It is safe to say that policymakers are interested in helping children who suffer as a result of abuse and neglect. It is also safe to say that there is no consensus on the best way to do it or how much money should be invested. These are academic and political issues, as well as human rights ones.
As an anthropologist concerned with human rights, political issues and academic debate, a very special tool in my skillset is a holistic approach to problem solving and research. We are trained to understand how complex social systems work by studying their parts. We believe that the best way to understand the big picture is by better understanding the pieces that make it whole.
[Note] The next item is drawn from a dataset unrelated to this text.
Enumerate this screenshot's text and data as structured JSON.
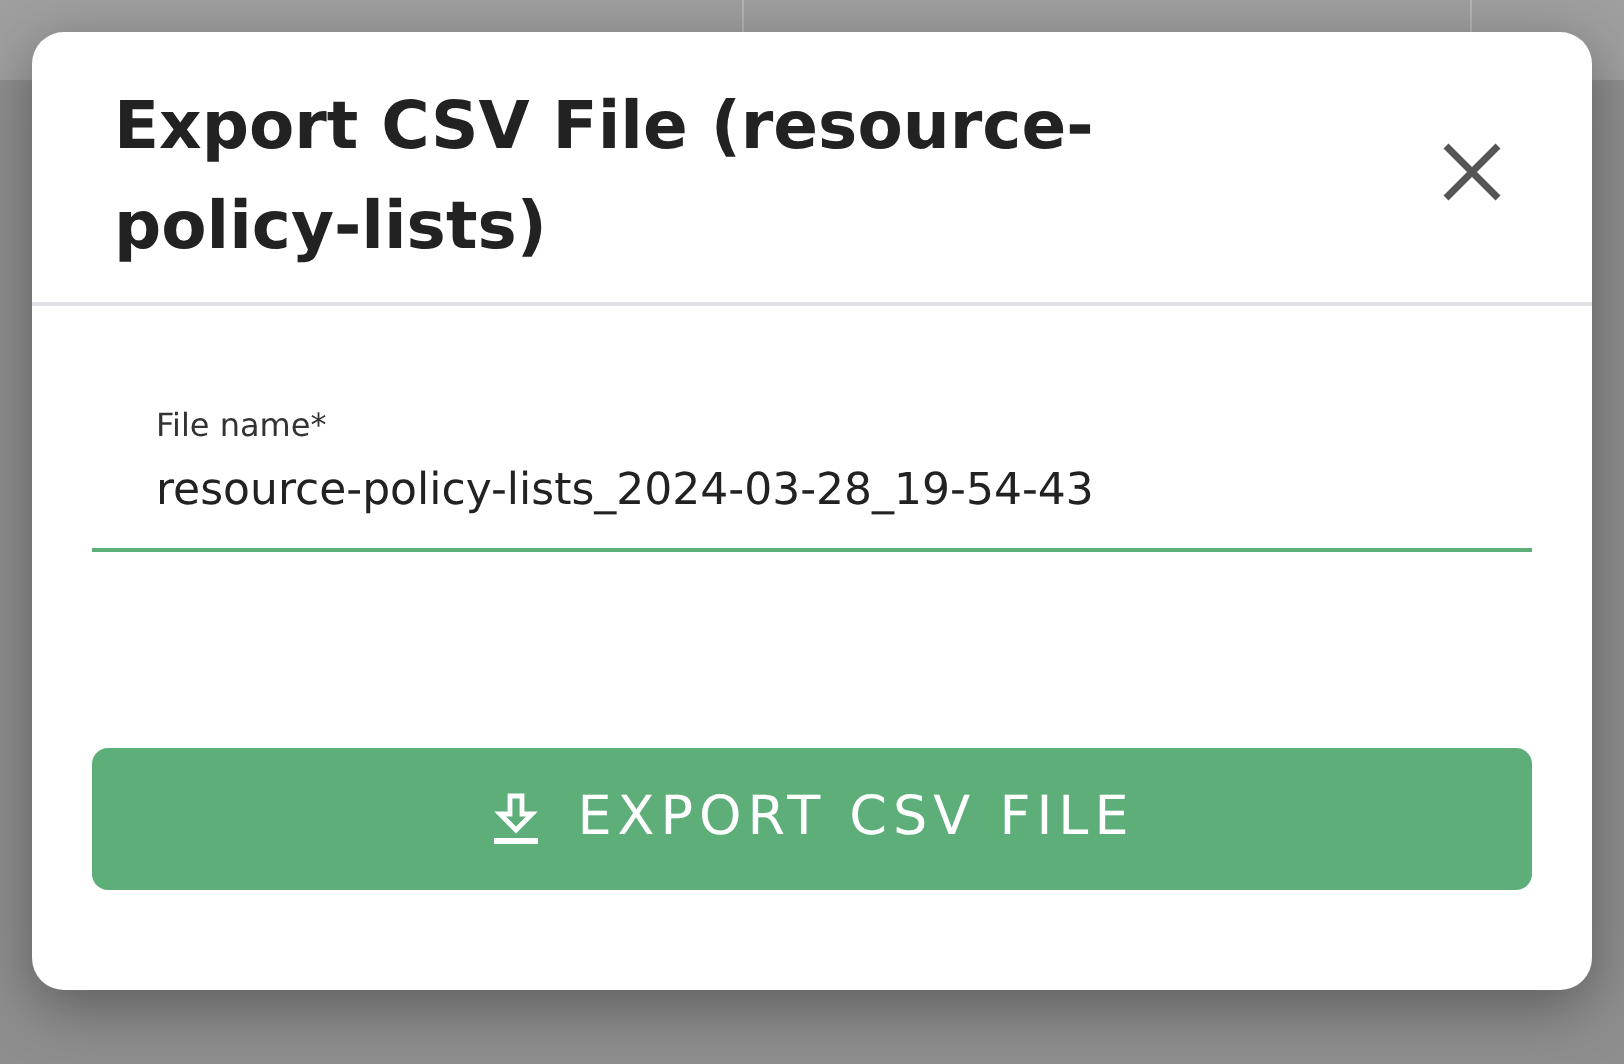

So for me, the best way to understand the foster care system was to go to its source: the people who participate in the system everyday, from all its different perspectives, or parts, to get the most whole picture of the system.
This research project tries to understand foster care the way it is, not the way policymakers intend it to be. But how it is understood varies from one perspective to the next based on experiences. That means my goal as a researcher is to collect those experiences, to compare and contrast them. If we truly understand the needs of each group better, we can write more effective policies.
Here is where I need help though. The strongest research projects are based on a lot of data. That means I need to collect a lot of stories about foster care experiences from many perspectives. I decided to do this in two ways. The first way is a traditional anthropological research method: the fieldsite. We go to one area and spend a long time with the people there trying to understand the way things work from the perspective of the locals. For this research, I chose a city and am spending time with foster care alumni, professionals, and families and collecting their stories. The second method is one more often associated with sociology: it is a broad survey. I developed a website to collect and share more stories.
This website, www.MyFosterCareStory.com, is a way for me to collect more data and is also a sounding board. It is place where you can tell your story about foster care—no matter which perspective you represent. There are four separate qualitative surveys on the website. Surveys that ask me to rate things on a scale or a pick one choice to best describe something often leave me wishing there was a fill-in-the-blank option to describe what’s really happening. That’s what I did with the online surveys at www.MyFosterCareStory.com. They ask about your experiences and let you describe them, rather than using a scale or multiple choice. Each survey is oriented toward a different perspective: foster care alumni, kin and biological families (or friends who had a special connection to the situation—like a best friend’s parent or a youth pastor), professionals and social workers, and foster families. Just click on the survey picture on the home page that best represents your experiences. The surveys collect some demographic data to put things in context, but they are mostly the kinds of questions I ask at the local field-site. They are about collecting your stories!
Whether you got to share your story with The 90/Ten Project or not, you can share it (or share it again) for this research. It is also a place for your family or friends to share their experiences. The project is still in its early stages, so I need to hear from everyone. And if you don’t want your story to be publicized online, but do want your story included in the research data, that is okay too. It doesn’t have to be put online. Many people want an opportunity to be heard, but for some it is too painful. Like with most research, names are changed to protect the identities of the participants.
I do not know what the data will reveal about what makes the system broken. But I do know this much so far: everyone in foster care is suffering. Kids are bumped around and treated unfairly, often without anyone asking what they want at all. Foster parents have their hearts broken. Biological families are torn apart and parents’ dreams of reunification crushed. Professionals are burned out, underpaid, and, in the trenches, often go unheard too. Of course, there are stories of hope and success out there too that can give us clues to what could work better. I think the first step to making things better is understanding. The only way to understand all those perspectives is to hear your stories!
A Note from Malinda Phillips, Founder of The 90/Ten Project:
I encourage you to support this important research. It is through valuable projects such as this that we are able to make improvements for others who are struggling. Please share this post with others. Your voice matters!